(Original Review, 1981-01-12)
It is sometimes uncomfortable reading things from other eras - for example I´m a big fan of William Faulkner who was in many ways ahead of the curve on race for his day - if the average KKK member had been more into modernist avant-garde fiction than I imagine they were, he´d probably be having crosses burned outside his house left right and centre - but definitely a bit weird about women at times.
Or take for example Dante - who as a medieval Catholic believed in all kinds of things I´m deeply opposed to (though it´s interesting the parts in Inferno when he expresses more sympathy are often precisely the parts a modern reader might also have more difficulty accepting the person´s fate - compare how sympathetically he views the homosexuals or suicides compared to the corrupt priests orthe violent for example - but like everyone at that time he just accepted certain things as fact that nowadays we don´t, namely that God would condemn them all to hell.
But in many ways it´s precisely reading thing written by people who believe in values or have experienced a world totally different from our own that makes it worthwhile. It broadens our understanding of the human condition and how people react to it, helps us see what´s constant and what is more fluctuating and impermanent.
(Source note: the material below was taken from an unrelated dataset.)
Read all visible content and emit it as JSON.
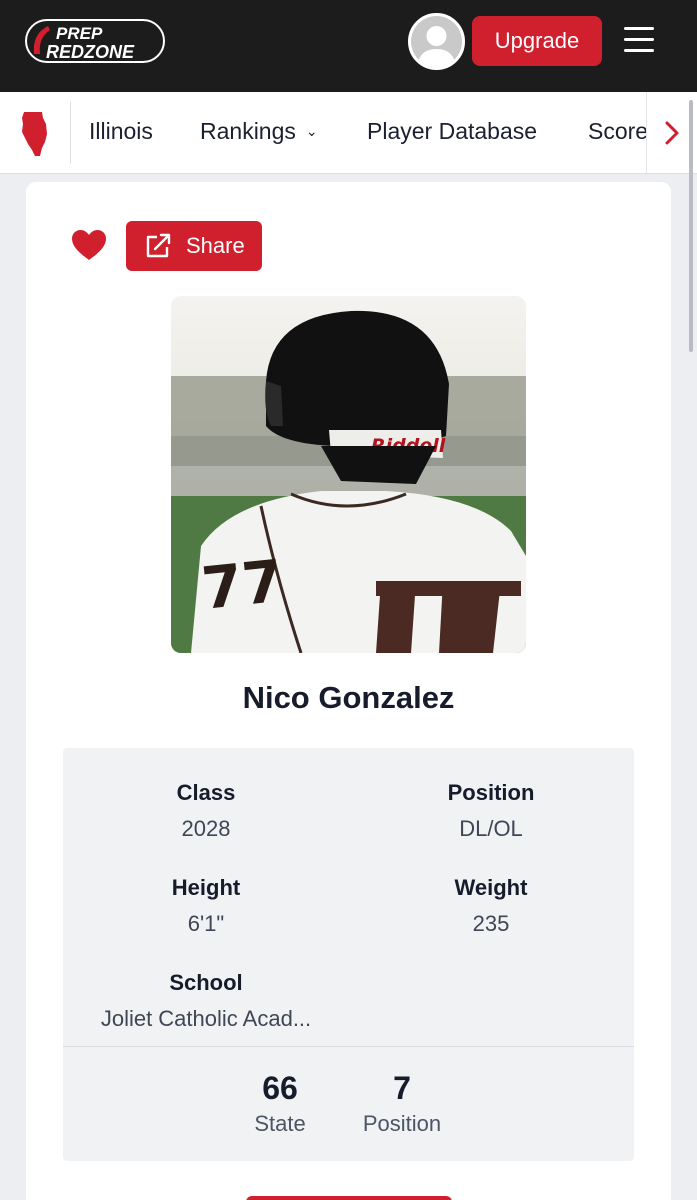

Values are very much impermanent - they can´t be shown logically, they can´t be proved empirically, and are just shifting products of social circumstances. People can only be judged by the standards of their own time. Who knows what any of us would think or feel had we grown up in a different time with different customs and more limited sources of information? Realising this is in fact the key to genuine tolerance rather than the enforced "I find this offensive so let´s ban it kind" of "tolerance" which is not what the author is in fact arguing for.
The fact that some people on the left, and note I say "some", do feel that their own values are permanent and can be applied to all eras, is for me just nostalgia for religion, a form of existential angst. People resist the idea that their values are not particularly solid, it´s part of rejecting our human freedom and our capacity for self-defense and free-thought. In this some of the more rigid PC thinkers show a lot in common with religious conservatives on the right, who also mistake their rather modern literalist interpretations of religion for something eternal and unchanging. In both cases it´s quirk of personality rather than a properly though out philosophical position I feel. It´s fascinating how religiosity, ease of offence, literal mindedness and humourlessness so often go together as a form of syndrome, making me wonder if there is some underlying cognitive variable, such as intolerance towards ambiguity or inability to grasp metaphorical thought....
Meanwhile, the rest of us will carry on reading things from other, less "enlightened" times (and how will our own look to "those who will consider this time ancient", as Dante put it?), reading critically when necessary and with some discomfort, but still reading and learning and gaining enjoyment from them.....